Want to learn how to restore an old black and white photograph of your grandmother, your grandfather's watch, antique furniture, a lucky cup or an old painting? Experts from the government museum here will show you how.india Updated: Apr 02, 2009 21:49 IST
Want to learn how to restore an old black and white photograph of your grandmother, your grandfather's watch, antique furniture, a lucky cup or an old painting? Experts from the government museum here will show you how.
Last week, they were even coming home to do so, in an initiative of the Outreach Activity Centre of the Government Museum and Art Gallery. The centre's week-long mobile conservation workshop ended Wednesday.
During the workshop, art restoration experts travelled to schools and colleges, prominent tourist destinations and residential neighbourhoods of this city to create awareness about the techniques of conservation and restoration.
"This is the first time such a workshop is being conducted in northern India," Navjot Randhawa, director of the museum and art gallery, told IANS. "Our main aim behind this mobile workshop is to create awareness among masses about the heritage wealth that they have right in their own houses.
"In India, we have a tendency to throw things out once they are outdated, but in western countries, this conservation process is quite common. People in those countries are ready to spend huge amounts to preserve their old accessories."
Well-known conservator Namita Jaspal, who was coordinating the workshop, said: "Everything of the past has some special history related to it and it is the duty of the current generation to safeguard this, so that even the future generations can enjoy its beauty."
Explaining the concept and scope of restoration, she said: "It is the process to preserve the ancient items for years to come. There is a wide scope in this area of study and many universities are also offering specialised courses in conservation."
Jaspal said that the restoration process could be applied to sculptures, buildings, monuments, silver articles, antiques, wood and ancient artwork. It helped to preserve valuables and extend their life and beauty, she pointed out.
"One can bring anything (to the museum) from his family heirloom, like pictures, albums, old inherited furniture, jewellery, coins, textiles, hand-written letters, documents. We have solutions for everything."
Many residents and young artists took keen interest in the workshop.

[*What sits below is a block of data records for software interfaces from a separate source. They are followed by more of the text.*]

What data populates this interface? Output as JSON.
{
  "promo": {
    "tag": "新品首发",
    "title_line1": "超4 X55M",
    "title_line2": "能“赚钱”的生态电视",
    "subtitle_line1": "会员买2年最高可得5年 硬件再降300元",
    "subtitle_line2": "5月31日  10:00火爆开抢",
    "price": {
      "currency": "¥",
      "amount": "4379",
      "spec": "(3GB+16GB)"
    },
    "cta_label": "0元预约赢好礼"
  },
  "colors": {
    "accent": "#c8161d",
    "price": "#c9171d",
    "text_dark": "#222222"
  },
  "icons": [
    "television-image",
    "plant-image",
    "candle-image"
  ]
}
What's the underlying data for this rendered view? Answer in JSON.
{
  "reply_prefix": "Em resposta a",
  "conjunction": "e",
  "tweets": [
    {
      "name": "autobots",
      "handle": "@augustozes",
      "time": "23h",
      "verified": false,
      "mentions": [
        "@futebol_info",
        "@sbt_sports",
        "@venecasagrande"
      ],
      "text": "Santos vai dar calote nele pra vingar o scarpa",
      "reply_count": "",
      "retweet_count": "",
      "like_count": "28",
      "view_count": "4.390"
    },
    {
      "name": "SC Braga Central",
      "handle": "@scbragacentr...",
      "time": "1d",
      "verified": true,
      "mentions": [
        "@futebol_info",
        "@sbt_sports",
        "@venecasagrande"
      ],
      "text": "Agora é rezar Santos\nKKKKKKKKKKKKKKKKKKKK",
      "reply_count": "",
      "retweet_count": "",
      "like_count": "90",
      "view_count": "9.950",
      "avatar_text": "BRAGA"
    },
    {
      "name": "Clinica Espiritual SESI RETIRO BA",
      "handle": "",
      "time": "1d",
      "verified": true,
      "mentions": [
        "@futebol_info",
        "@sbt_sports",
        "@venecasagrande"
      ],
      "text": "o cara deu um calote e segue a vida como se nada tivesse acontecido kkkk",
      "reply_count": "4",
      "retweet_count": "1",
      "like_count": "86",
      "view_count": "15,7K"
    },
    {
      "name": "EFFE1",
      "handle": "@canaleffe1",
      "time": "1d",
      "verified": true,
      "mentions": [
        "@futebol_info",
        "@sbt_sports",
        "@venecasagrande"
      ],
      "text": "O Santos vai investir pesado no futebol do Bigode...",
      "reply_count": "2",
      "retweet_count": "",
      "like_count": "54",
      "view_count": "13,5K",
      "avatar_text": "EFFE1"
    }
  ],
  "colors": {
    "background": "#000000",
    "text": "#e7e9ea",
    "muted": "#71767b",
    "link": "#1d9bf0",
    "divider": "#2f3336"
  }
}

"The tips that they are giving to prolong the life span of our creations are really useful. Normally we use adhesives or tapes to preserve our work but here we came to know that they are the biggest adversaries of the art work," Sidhartha Chatterjee, a painter and a student of fine arts here, told IANS.
K.D. Sharma, a retired army official, said: "I invited the mobile van of conservators to my home as I have an assortment of over 100-year-old antique pieces rusting in my store room. It is really praiseworthy that they are providing these services free."